(Entries taken from a collection)
========================================
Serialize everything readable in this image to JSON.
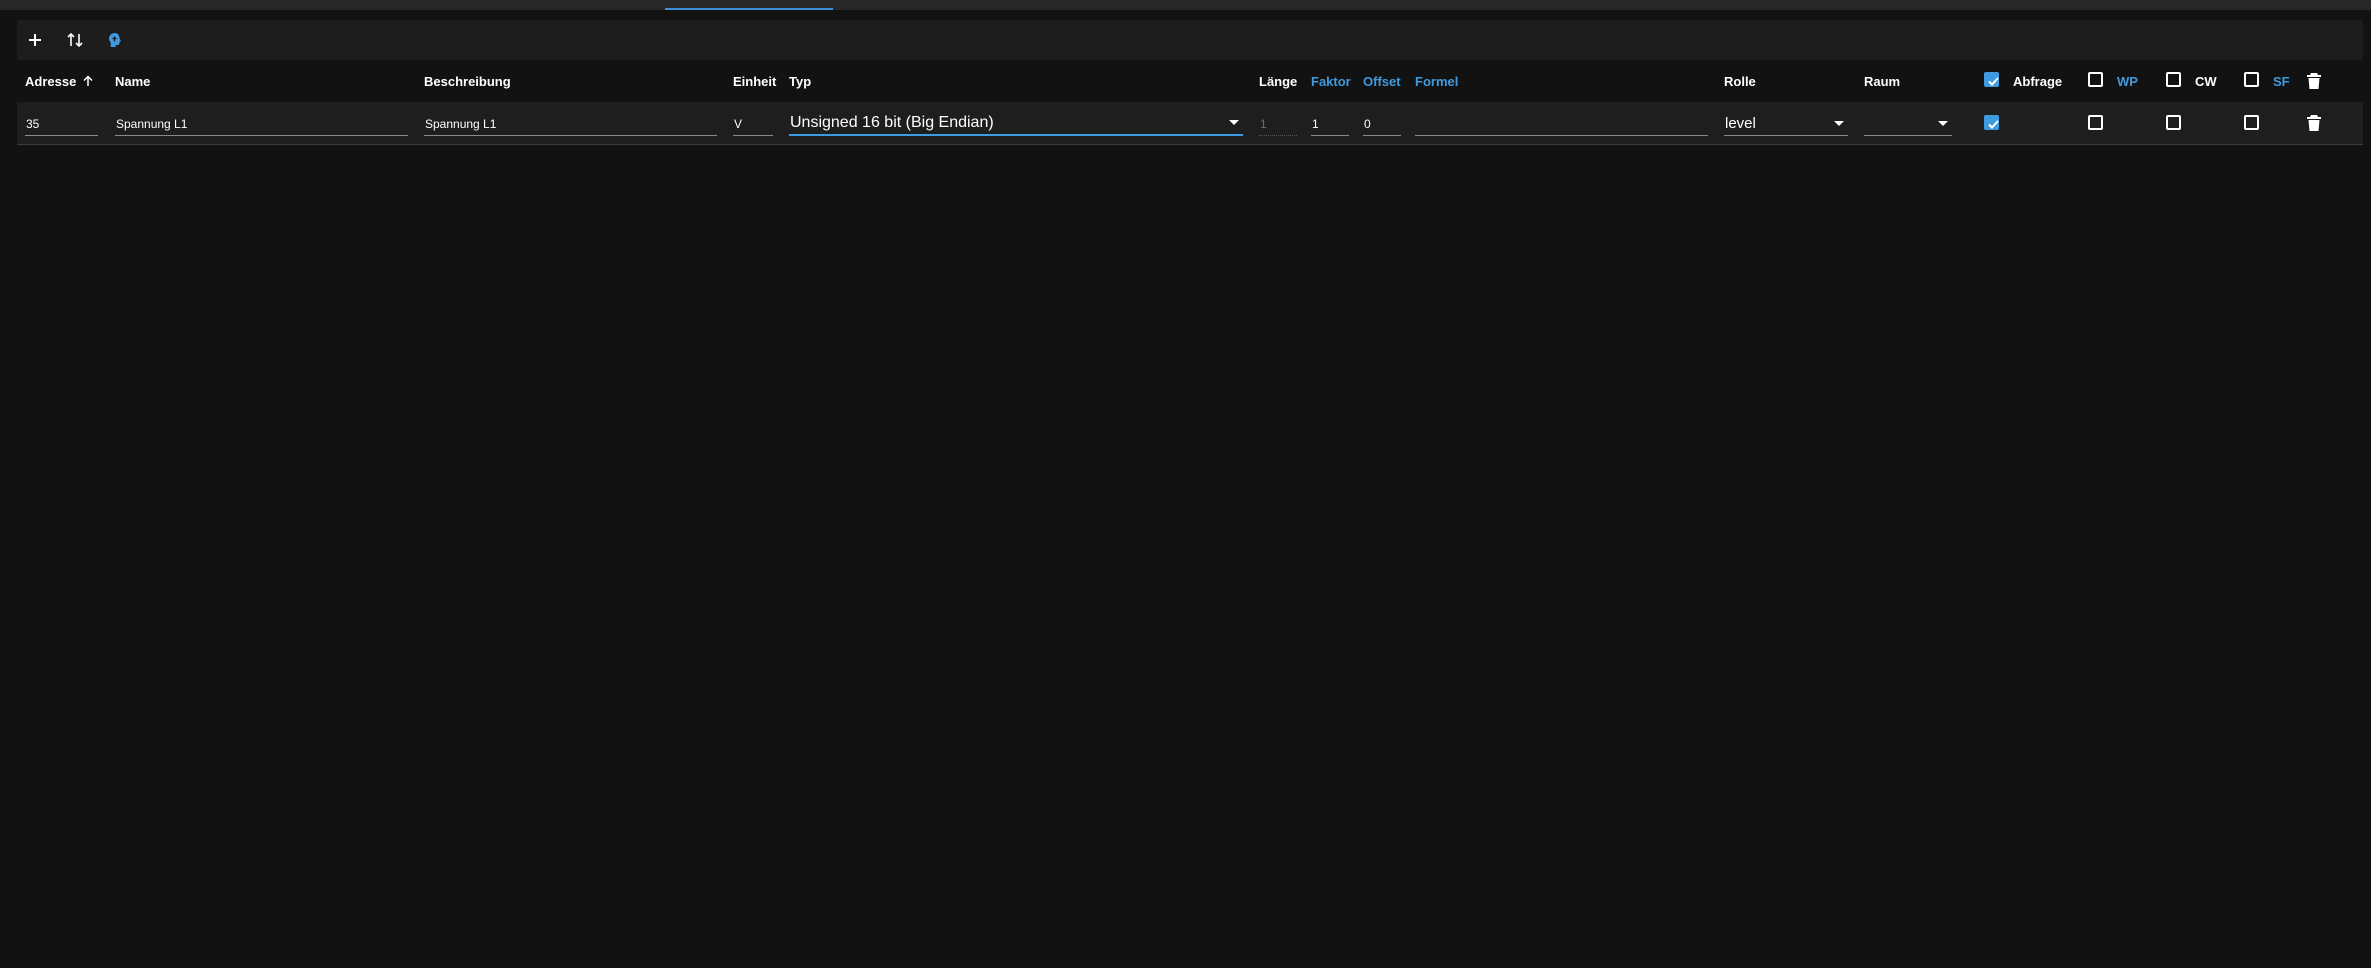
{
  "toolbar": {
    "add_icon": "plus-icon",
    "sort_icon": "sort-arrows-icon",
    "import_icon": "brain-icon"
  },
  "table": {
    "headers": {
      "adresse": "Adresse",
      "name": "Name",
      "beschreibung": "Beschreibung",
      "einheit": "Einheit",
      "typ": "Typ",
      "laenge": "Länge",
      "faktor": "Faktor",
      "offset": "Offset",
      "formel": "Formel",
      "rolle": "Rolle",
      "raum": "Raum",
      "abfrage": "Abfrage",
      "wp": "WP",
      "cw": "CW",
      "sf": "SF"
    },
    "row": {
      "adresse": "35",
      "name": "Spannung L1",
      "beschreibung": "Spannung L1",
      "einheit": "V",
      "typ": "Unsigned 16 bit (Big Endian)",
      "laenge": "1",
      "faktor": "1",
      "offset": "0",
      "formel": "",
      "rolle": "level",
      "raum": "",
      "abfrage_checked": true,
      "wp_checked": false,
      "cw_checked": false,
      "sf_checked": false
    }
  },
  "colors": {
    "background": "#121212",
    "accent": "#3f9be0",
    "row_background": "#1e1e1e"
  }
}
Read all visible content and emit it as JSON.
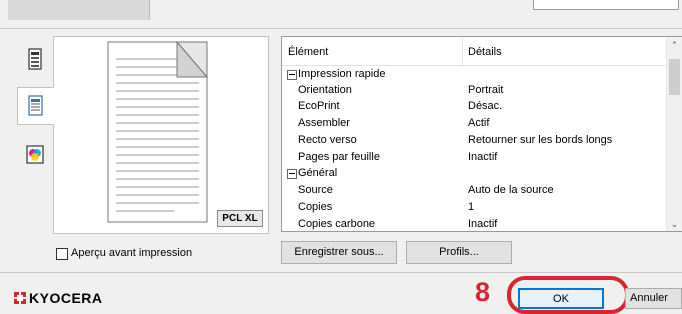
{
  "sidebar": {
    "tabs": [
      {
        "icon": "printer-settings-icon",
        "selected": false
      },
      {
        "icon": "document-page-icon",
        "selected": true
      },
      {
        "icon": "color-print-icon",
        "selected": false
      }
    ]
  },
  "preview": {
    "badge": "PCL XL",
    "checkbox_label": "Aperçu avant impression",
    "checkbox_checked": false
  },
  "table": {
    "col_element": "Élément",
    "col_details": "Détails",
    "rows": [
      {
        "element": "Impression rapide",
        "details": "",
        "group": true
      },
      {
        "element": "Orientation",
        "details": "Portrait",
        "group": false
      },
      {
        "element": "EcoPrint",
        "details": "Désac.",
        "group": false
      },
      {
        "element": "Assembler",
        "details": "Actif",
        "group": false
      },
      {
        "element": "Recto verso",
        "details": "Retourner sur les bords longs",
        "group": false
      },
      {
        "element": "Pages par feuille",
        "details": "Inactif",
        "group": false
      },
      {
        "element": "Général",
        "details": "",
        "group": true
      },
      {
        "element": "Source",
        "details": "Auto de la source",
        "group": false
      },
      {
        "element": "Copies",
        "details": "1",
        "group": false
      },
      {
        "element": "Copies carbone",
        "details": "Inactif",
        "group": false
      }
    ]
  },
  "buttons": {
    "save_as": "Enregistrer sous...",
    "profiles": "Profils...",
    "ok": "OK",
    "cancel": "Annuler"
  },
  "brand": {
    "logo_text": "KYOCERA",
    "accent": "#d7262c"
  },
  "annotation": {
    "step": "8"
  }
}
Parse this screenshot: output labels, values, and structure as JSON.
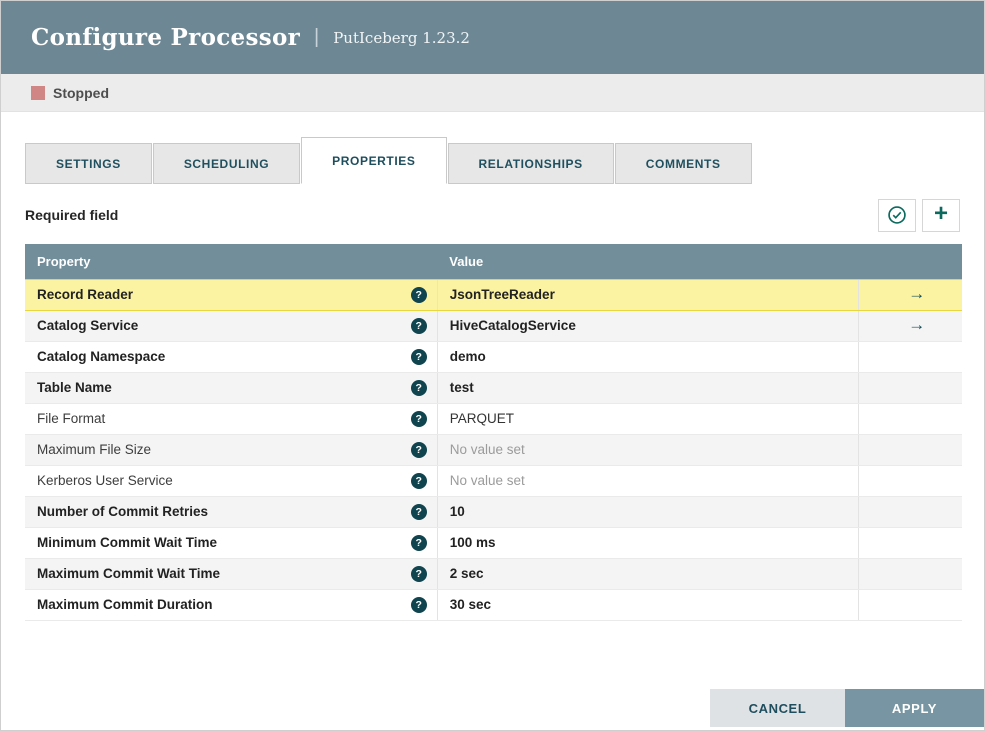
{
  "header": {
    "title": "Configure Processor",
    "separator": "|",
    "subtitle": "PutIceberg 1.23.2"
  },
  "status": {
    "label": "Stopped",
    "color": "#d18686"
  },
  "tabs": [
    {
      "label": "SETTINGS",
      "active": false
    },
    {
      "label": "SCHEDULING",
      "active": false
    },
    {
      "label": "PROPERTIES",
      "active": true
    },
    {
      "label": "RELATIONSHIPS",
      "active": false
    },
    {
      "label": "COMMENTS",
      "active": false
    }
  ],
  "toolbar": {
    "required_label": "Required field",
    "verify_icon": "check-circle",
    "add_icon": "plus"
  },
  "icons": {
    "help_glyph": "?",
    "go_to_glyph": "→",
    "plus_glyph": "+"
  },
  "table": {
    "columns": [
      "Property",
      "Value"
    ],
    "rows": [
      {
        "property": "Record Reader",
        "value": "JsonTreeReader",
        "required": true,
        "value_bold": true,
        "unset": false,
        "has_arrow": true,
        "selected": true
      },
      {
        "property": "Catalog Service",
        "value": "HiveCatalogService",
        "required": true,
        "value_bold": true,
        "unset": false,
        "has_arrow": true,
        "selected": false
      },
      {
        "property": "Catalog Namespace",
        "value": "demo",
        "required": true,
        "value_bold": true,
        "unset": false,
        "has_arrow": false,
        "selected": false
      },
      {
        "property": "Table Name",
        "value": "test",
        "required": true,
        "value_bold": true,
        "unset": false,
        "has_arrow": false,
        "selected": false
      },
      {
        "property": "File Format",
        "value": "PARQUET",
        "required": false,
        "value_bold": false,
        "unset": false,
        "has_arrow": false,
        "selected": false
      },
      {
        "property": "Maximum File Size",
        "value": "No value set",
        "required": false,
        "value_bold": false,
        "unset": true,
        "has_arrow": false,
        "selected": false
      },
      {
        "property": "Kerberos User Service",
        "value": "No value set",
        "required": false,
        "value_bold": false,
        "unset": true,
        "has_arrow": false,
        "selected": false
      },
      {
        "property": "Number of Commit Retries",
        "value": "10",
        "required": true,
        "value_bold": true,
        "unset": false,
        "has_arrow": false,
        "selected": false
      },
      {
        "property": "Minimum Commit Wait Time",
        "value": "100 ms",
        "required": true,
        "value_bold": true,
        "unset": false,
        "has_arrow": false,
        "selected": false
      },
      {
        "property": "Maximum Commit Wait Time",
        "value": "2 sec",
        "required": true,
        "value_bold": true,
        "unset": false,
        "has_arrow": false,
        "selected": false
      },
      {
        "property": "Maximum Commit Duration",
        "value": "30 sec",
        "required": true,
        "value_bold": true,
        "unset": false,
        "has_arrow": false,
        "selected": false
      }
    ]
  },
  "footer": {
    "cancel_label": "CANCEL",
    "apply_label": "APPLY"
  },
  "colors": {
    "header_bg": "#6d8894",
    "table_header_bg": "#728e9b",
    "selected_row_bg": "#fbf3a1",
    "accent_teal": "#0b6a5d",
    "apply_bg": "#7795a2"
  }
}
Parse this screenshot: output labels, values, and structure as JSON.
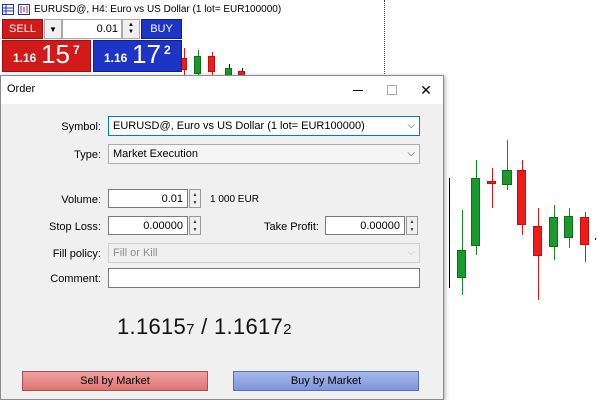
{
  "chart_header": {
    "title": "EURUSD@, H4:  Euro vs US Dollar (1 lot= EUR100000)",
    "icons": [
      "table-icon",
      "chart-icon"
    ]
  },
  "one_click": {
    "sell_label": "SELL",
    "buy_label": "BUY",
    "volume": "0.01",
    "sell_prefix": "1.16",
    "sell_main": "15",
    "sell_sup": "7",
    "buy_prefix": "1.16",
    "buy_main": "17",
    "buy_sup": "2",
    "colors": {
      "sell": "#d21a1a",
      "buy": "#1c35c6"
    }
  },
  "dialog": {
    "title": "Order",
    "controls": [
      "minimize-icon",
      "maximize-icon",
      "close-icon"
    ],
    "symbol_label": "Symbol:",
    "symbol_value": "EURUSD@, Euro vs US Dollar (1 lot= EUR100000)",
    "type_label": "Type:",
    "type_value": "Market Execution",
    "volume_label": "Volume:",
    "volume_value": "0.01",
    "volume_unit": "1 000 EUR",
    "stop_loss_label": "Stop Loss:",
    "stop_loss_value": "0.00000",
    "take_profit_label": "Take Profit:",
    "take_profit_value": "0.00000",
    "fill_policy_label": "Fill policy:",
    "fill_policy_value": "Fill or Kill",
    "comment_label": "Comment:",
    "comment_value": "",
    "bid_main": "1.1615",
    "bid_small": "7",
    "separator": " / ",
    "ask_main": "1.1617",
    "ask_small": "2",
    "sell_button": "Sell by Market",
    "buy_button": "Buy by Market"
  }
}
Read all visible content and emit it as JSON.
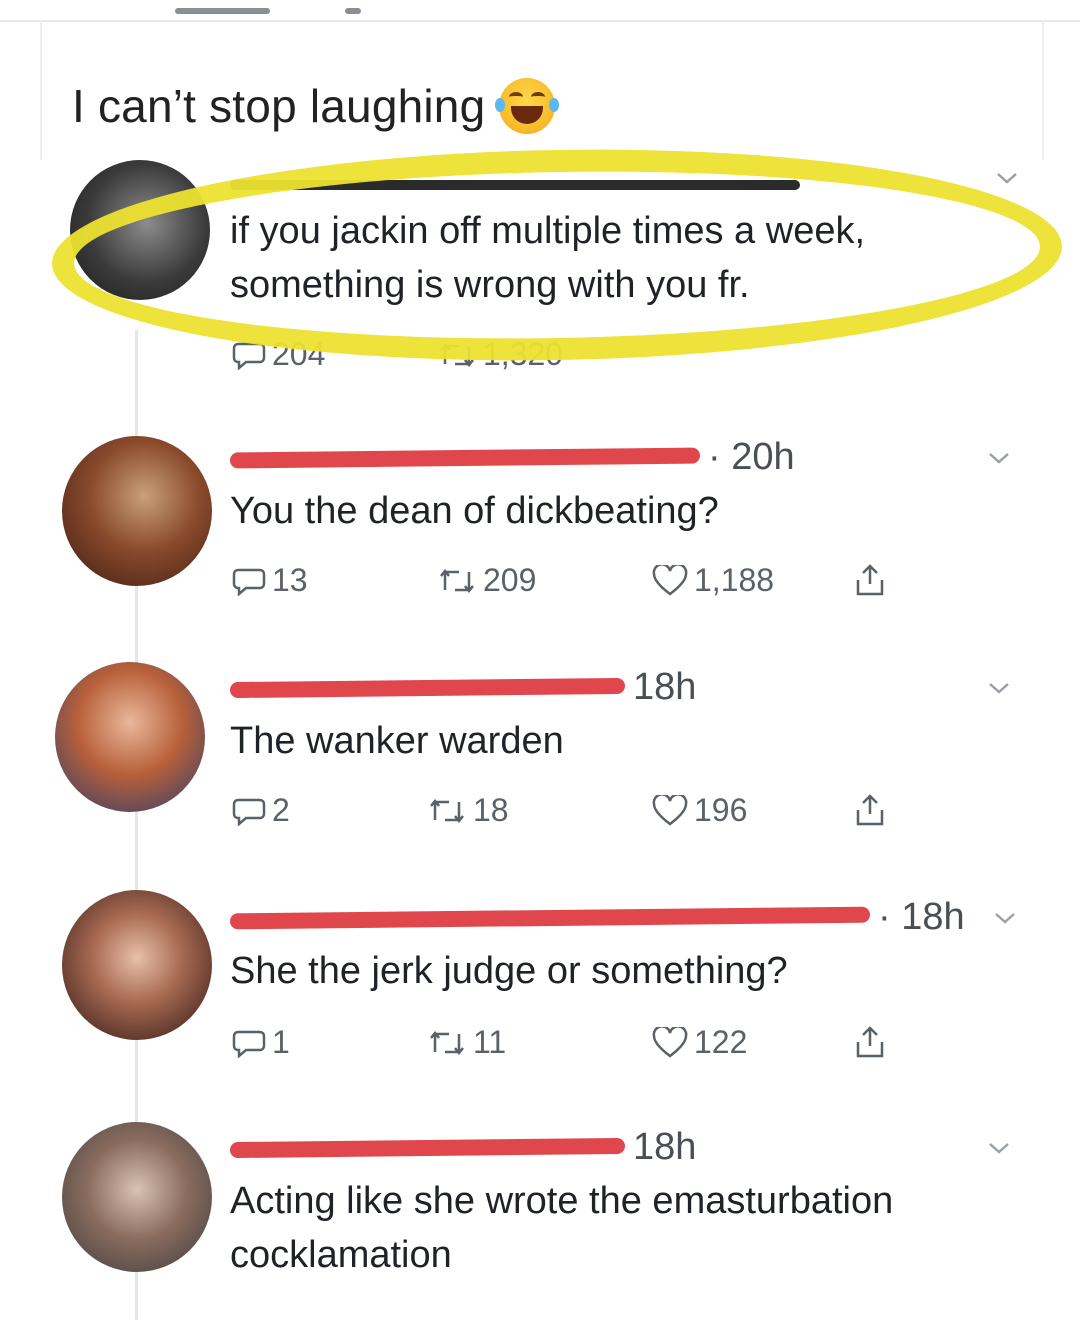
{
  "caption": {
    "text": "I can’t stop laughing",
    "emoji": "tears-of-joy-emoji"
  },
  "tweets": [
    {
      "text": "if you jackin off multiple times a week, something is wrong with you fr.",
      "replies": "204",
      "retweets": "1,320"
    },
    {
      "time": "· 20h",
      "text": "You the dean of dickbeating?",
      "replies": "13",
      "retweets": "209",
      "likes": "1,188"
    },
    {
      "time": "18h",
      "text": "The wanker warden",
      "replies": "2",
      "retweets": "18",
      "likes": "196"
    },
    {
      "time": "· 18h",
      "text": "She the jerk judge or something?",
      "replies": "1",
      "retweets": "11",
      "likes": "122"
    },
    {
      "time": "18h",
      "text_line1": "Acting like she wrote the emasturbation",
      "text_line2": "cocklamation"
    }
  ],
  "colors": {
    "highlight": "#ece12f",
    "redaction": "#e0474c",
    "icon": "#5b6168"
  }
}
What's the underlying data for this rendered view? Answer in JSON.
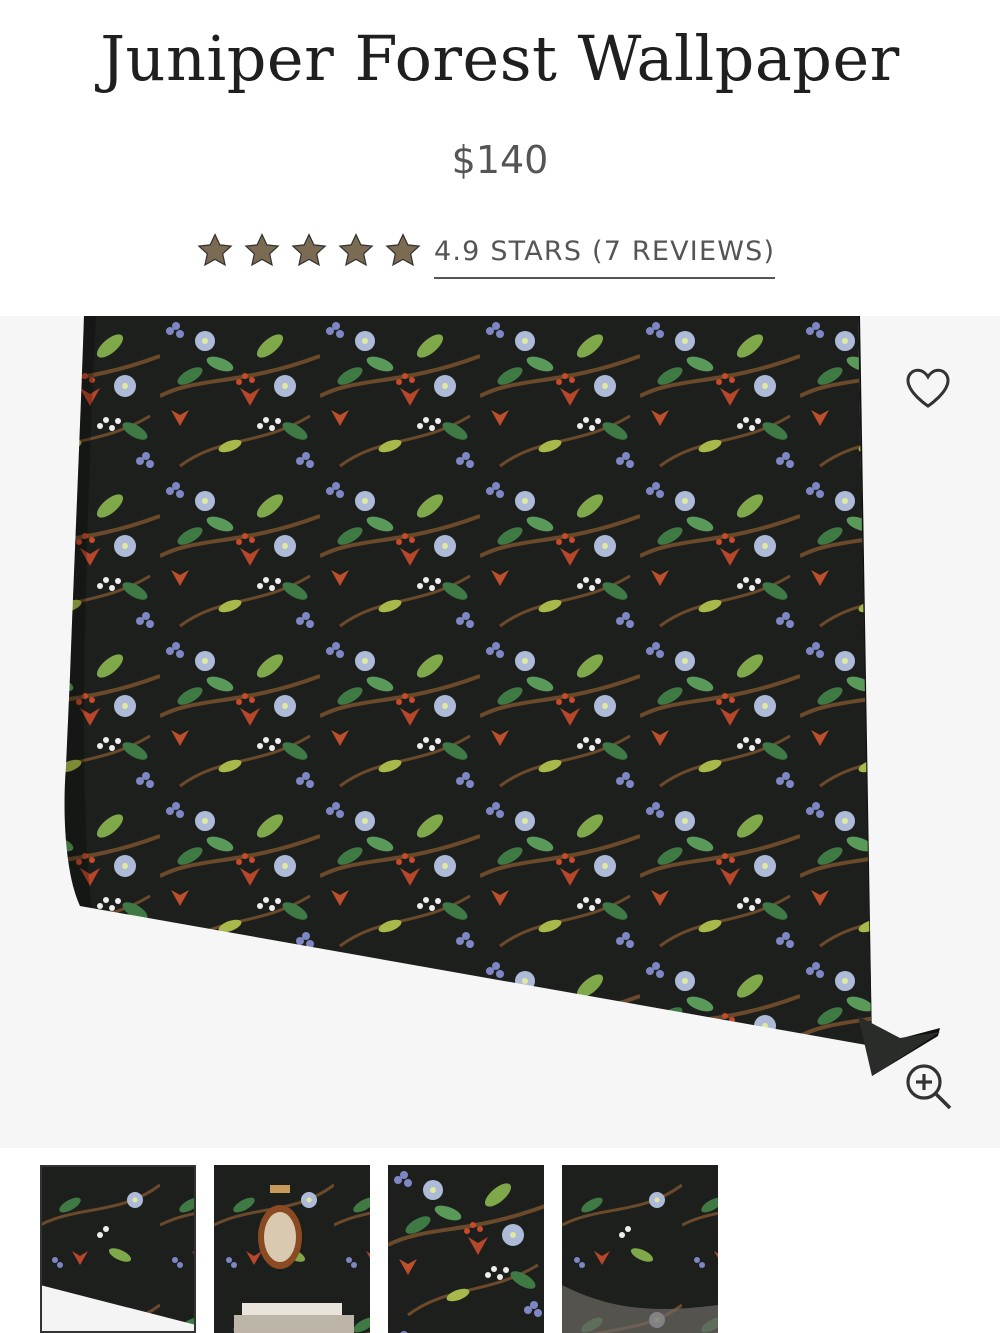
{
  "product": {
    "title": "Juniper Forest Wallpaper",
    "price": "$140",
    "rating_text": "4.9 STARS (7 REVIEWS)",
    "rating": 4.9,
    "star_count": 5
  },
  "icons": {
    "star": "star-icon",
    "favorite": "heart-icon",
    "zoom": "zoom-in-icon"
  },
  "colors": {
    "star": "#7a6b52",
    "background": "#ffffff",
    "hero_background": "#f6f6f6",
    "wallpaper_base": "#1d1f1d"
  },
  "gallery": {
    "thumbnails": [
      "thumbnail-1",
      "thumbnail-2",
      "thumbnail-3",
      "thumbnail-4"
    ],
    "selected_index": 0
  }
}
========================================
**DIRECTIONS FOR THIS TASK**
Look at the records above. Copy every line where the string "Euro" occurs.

**WRITTEN ANSWER**
    "title": "EURUSD@, H4:  Euro vs US Dollar (1 lot= EUR100000)",
    "symbol_value": "EURUSD@, Euro vs US Dollar (1 lot= EUR100000)",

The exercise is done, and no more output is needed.